About this exercise →
Please return every line from the entries that has the string "glyph" in it.

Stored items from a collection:
──────────────────────────────
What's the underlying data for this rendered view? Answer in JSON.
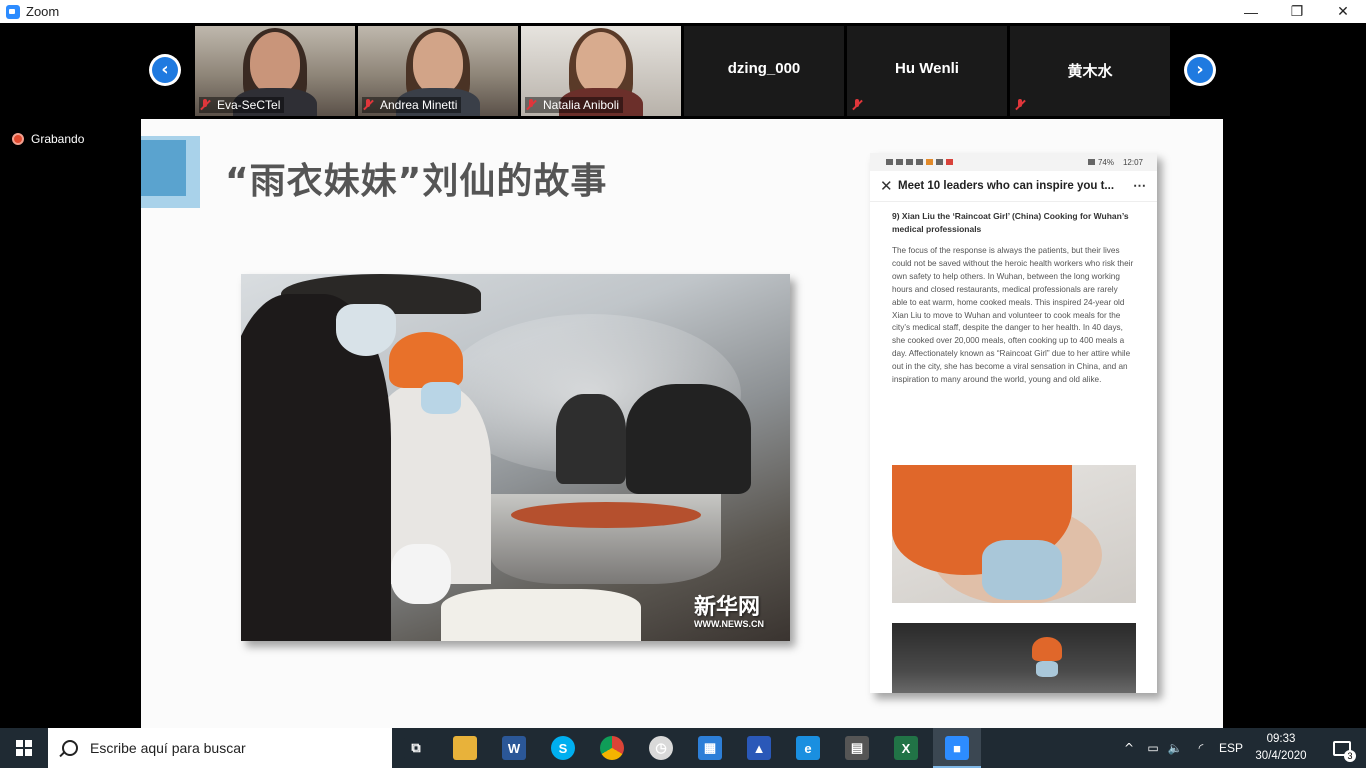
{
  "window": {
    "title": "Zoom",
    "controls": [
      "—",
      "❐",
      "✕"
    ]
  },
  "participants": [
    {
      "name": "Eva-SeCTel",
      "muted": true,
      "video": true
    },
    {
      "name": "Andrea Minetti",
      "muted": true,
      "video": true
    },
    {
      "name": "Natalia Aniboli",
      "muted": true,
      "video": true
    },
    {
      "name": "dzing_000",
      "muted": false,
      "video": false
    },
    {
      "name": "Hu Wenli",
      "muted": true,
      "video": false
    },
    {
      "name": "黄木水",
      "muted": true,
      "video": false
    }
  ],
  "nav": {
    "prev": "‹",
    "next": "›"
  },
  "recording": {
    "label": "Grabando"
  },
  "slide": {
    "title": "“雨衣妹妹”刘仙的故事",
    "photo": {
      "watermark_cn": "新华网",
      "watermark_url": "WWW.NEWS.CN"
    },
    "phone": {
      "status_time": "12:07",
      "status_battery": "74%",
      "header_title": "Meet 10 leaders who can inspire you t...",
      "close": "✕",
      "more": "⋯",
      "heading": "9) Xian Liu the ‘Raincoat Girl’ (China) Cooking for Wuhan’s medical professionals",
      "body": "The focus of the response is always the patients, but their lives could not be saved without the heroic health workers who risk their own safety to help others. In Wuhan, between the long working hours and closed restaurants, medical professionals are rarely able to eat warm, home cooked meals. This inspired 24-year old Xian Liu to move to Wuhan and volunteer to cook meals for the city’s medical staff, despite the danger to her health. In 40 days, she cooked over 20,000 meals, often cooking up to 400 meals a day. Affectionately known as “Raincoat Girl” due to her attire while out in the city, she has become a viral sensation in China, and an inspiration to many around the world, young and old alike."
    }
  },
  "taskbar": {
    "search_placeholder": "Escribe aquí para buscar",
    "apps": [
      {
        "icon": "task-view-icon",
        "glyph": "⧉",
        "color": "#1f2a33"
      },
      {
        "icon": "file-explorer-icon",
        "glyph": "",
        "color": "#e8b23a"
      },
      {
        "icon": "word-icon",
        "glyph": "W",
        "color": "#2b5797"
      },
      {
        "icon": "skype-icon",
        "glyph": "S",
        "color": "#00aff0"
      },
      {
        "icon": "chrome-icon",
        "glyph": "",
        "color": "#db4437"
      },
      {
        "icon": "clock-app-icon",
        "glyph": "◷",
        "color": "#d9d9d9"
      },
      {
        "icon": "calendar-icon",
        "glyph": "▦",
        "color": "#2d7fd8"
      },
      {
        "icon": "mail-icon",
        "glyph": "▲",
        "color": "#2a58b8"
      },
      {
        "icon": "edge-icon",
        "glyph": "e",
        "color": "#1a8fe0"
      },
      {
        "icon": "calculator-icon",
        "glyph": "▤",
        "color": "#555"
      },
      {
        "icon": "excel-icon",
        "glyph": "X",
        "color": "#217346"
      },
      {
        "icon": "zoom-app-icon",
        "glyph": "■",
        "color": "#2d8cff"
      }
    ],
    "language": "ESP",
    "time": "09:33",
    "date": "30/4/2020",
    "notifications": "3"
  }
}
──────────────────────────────
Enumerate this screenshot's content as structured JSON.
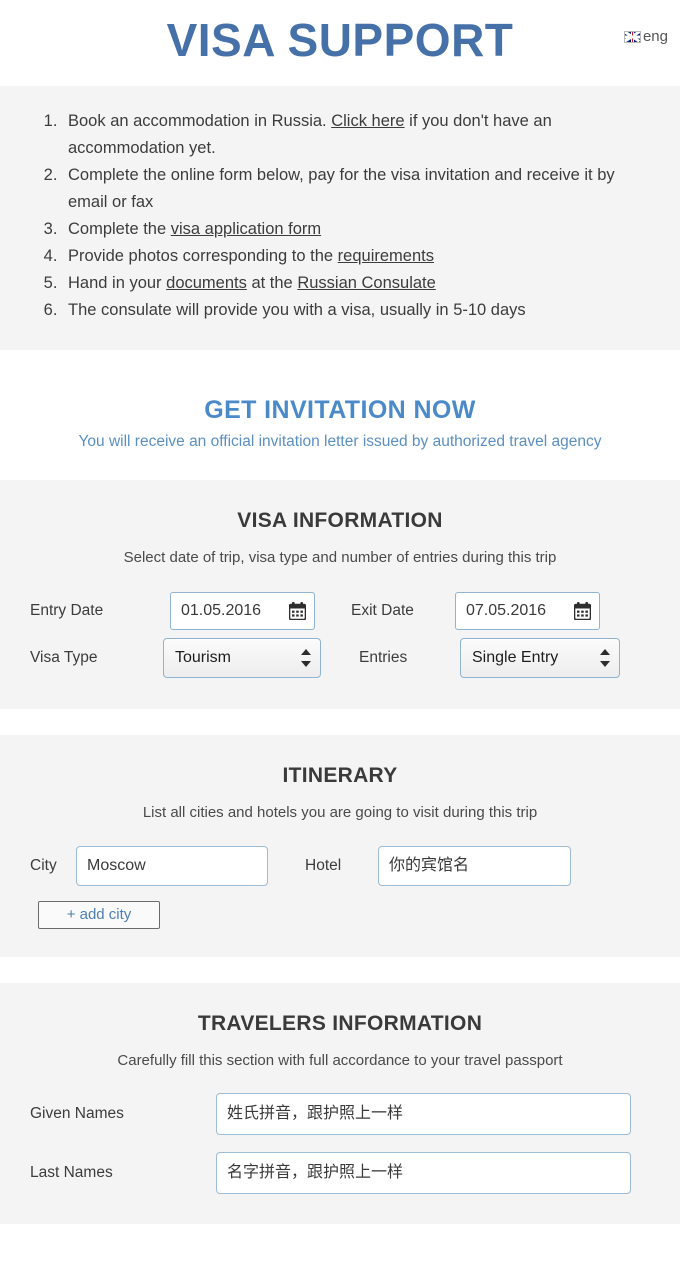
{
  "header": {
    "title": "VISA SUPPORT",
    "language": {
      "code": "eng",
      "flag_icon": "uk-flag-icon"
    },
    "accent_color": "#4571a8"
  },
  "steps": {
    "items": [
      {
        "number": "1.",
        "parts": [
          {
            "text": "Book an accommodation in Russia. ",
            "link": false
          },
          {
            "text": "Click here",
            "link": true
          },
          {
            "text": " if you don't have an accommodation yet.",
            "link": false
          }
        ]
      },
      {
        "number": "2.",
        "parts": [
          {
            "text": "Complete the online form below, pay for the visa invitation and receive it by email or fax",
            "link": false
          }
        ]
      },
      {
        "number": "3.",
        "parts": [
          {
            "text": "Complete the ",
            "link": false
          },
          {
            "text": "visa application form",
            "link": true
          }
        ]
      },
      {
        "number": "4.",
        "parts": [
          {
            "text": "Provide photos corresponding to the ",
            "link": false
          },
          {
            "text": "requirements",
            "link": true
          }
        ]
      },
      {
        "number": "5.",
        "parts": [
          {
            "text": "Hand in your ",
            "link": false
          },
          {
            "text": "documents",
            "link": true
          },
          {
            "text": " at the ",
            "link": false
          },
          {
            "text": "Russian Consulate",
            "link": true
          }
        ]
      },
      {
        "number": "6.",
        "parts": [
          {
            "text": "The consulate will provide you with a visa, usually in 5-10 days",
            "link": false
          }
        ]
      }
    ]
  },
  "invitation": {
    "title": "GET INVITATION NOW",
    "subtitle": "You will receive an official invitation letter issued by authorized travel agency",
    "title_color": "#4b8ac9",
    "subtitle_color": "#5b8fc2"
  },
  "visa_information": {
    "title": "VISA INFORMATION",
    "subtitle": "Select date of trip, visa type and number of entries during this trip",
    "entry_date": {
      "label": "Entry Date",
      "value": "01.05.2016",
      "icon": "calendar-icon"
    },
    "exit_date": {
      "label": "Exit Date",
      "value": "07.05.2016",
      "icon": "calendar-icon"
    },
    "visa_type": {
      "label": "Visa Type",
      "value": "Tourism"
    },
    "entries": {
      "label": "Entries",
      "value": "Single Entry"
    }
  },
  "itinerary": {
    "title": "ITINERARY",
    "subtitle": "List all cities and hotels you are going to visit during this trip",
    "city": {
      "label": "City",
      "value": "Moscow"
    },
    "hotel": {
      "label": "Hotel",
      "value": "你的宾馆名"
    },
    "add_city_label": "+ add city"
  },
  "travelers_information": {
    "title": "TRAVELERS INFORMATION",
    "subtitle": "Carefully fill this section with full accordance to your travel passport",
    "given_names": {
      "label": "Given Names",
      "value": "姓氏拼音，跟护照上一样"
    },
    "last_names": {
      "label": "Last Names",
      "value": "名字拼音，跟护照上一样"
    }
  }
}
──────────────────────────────
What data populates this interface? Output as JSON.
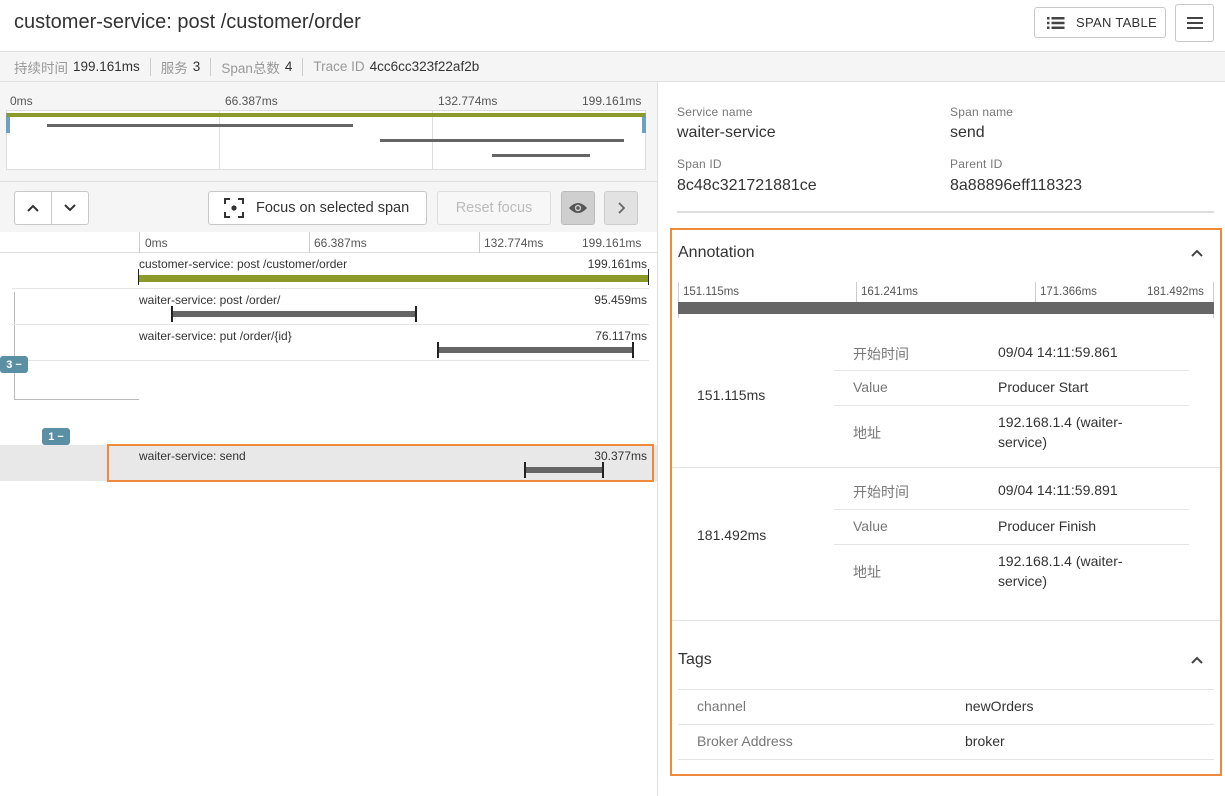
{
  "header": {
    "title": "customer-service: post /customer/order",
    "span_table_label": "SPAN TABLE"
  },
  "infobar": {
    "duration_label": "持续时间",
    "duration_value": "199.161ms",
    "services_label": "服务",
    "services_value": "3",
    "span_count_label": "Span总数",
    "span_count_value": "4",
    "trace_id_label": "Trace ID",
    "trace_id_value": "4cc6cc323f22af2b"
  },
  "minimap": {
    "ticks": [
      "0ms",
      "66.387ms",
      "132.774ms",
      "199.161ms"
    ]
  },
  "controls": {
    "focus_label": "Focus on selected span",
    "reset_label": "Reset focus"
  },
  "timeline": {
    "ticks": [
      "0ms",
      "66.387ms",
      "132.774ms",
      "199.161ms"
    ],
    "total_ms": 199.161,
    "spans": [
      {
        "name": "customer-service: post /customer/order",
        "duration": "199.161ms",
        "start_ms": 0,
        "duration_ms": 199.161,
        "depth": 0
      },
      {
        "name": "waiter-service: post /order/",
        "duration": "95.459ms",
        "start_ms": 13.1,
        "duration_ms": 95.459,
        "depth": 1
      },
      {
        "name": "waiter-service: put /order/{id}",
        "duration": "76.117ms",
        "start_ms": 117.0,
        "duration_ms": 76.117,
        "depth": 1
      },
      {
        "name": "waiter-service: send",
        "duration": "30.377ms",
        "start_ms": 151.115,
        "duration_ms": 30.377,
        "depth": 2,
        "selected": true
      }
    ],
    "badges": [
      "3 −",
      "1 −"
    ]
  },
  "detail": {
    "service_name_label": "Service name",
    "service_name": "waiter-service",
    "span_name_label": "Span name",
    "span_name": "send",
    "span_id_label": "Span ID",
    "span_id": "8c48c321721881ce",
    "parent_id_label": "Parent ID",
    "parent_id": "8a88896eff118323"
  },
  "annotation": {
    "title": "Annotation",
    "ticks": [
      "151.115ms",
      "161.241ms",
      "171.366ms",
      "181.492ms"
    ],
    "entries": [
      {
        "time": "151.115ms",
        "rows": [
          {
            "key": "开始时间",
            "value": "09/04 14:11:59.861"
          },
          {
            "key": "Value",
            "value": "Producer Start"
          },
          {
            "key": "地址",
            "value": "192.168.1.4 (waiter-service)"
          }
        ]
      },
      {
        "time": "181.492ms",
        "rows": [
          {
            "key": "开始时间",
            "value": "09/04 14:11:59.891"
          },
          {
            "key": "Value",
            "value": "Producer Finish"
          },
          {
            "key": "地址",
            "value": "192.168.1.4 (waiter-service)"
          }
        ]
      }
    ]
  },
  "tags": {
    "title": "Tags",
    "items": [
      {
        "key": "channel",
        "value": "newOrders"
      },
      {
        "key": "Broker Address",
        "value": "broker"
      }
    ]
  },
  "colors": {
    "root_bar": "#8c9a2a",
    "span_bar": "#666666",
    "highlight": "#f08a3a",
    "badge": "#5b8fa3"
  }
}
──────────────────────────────
Answer to the exercise →
        "glyph": "⧉",
        "glyph": "",
        "glyph": "W",
        "glyph": "S",
        "glyph": "",
        "glyph": "◷",
        "glyph": "▦",
        "glyph": "▲",
        "glyph": "e",
        "glyph": "▤",
        "glyph": "X",
        "glyph": "■",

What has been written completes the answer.